* **About this exercise**
Where does the string "text" occur in the records below? Copy every line that holds it.

* **Supplied material**
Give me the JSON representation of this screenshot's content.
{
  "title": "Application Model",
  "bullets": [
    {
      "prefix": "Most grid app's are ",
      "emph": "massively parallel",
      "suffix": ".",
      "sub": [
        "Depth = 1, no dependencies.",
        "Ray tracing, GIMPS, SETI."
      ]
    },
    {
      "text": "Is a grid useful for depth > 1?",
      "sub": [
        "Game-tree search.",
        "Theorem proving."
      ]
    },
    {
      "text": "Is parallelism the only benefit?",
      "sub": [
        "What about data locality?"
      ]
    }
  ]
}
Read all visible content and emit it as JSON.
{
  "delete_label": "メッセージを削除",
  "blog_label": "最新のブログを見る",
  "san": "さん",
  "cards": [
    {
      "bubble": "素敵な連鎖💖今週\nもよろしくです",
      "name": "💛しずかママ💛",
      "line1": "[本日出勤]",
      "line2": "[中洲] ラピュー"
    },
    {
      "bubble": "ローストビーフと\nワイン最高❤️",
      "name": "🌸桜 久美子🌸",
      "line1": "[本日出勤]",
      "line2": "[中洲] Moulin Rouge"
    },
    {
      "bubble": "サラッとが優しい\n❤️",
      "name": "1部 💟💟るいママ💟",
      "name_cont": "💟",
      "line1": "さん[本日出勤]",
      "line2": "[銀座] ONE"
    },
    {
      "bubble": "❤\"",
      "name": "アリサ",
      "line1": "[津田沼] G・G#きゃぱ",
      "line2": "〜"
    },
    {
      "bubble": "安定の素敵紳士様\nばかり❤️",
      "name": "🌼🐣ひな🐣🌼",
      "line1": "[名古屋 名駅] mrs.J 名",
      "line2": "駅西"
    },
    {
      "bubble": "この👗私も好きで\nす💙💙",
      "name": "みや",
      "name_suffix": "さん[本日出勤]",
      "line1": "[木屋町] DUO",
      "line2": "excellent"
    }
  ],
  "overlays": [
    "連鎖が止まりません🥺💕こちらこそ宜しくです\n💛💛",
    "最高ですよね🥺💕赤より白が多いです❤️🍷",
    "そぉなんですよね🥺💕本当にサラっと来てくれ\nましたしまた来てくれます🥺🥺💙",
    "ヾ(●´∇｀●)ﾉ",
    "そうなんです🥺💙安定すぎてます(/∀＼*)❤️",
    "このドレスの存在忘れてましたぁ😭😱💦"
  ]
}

* **Result**
      "text": "Is a grid useful for depth > 1?",
      "text": "Is parallelism the only benefit?",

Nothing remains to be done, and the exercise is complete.